How much will the stimulus checks be?

Per the terms of the bill, the standard stimulus 2020 check will be $1,200. This amount will be paid to all American adults with social security numbers who make less than $75,000. Couples who file their taxes jointly will receive a check for $2,400, and every household with a qualifying child age 16 or under will receive an additional $500 per child.

Who is eligible for the stimulus money?

“All individuals who have a valid Social Security number qualify for the money except for any person(s) who can be claimed as a dependent on another individual’s return,” says Jaeger.

However, some people do not qualify. This includes high-income households without children, as single filers with incomes that exceed $99,000 are not covered by the stimulus plan. Additionally, teens who are 17 or 18 years old do not qualify for a check or for the additional $500 for their household, and many college students between the ages of 19 and 23 are also not eligible. If you are in this age bracket and can be claimed as dependent—even if you technically are not—you will not be eligible for payment.

When will the stimulus checks go out?

According to a statement made by Treasury Secretary Steven Mnuchin, Americans can expect checks from the historic $2 trillion stimulus bill to be direct deposited into their accounts within three weeks. According to CNN, though, there’s a likelihood that distributing the money could actually take longer.

How will I receive my money?

Keep an eye out in the mail for a paper notice to alert you that your payment has been distributed. According to the bill, paper notices will be sent out no later than a few weeks after the payment has been disbursed. These will contain information about what form the money was sent (either mailed to you in a check or made as a direct deposit to your bank account).

Don’t worry if you’re not sure what account information the IRS has for you. According to its website, the organization has a portal where people can update their information to make sure the checks end up in the right place. You’ll be able to keep tabs on your stimulus check through the Get My Payment web app, which recently launched on the IRS website.

Through the app, you’ll be able to check on your payment status, confirm your payment type (whether it is direct deposit or physical check) and enter your bank account information for direct deposit if the IRS does not have it.

What happens if I get a “Payment Status Not Available” error on the Get My Payment App?

Since the web application for Americans to check their stimulus payment status launched, people have been flocking to the website to determine when (or if) their payment will be mailed or deposited.

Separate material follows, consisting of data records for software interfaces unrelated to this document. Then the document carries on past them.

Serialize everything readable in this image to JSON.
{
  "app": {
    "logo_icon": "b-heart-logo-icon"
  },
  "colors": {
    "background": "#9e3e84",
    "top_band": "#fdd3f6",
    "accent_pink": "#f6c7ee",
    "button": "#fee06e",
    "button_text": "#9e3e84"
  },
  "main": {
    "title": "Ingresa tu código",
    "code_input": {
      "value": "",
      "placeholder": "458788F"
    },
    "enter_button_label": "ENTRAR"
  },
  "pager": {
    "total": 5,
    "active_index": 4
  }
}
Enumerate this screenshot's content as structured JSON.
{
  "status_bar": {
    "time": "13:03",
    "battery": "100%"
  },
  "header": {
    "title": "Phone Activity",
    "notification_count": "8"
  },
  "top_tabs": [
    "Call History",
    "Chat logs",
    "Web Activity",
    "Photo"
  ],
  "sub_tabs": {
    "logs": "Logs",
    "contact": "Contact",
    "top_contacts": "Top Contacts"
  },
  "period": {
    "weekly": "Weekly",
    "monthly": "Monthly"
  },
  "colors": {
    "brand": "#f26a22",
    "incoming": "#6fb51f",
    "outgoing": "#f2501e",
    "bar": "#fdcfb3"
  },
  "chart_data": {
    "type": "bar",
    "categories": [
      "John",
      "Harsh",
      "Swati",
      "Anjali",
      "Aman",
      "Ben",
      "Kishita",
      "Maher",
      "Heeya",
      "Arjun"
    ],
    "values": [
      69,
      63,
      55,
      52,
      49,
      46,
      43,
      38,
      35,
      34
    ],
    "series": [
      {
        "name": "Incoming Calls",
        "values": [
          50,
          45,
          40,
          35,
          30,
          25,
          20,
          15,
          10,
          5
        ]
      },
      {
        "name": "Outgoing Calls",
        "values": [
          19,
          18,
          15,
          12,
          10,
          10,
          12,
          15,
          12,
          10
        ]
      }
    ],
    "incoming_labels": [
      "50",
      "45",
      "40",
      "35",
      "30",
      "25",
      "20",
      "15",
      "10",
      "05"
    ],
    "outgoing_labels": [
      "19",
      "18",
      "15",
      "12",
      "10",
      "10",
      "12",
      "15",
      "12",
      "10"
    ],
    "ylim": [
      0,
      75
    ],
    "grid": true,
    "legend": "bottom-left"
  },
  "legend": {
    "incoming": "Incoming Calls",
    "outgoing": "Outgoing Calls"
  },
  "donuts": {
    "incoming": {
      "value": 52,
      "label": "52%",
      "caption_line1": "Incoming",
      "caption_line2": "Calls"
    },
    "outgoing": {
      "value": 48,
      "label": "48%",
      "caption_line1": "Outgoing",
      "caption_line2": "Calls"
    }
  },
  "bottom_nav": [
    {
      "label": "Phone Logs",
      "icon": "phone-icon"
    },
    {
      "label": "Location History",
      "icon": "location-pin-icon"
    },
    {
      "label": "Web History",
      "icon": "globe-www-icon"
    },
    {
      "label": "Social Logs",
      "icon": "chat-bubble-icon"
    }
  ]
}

Since the first set of payments went out on Wednesday, April 15th, many were eager to know if they would be next.

However, after entering their information, some saw an error that said: Payment Status Not Available on the app.This means the agency could not determine your eligibility for a payment.

According to the IRS, this is not a glitch in the website. The organization says users may receive this message for one of the following reasons:

  • If you are not eligible for a payment.
  • If you are required to file a tax return and have not filed in tax year 2018 or 2019.
  • If you recently filed your return or provided information through Non-Filers. If this is the case, enter Your Payment Info on IRS.gov. Your payment status will be updated when processing is completed.
  • If you are a SSA or RRB Form 1099 recipient, SSI or VA benefit recipient—the IRS is working with your agency to issue your payment; your information is not available in the app yet.

The organization ensures that the app is updated once per day with more data, and that it is running smoothly.

Will stimulus checks get taxed?

Thankfully, Jaeger tells us that no, the money from the stimulus check is not considered a taxable part of your 2020 income (meaning you won’t have to pay it back through taxes), and you are free to spend it as you please.

As information about the coronavirus pandemic rapidly changes, HelloGiggles is committed to providing accurate and helpful coverage to our readers. As such, some of the information in this story may have changed after publication. For the latest on COVID-19, we encourage you to use online resources from CDC, WHO, and local public health departments, and visit our coronavirus hub.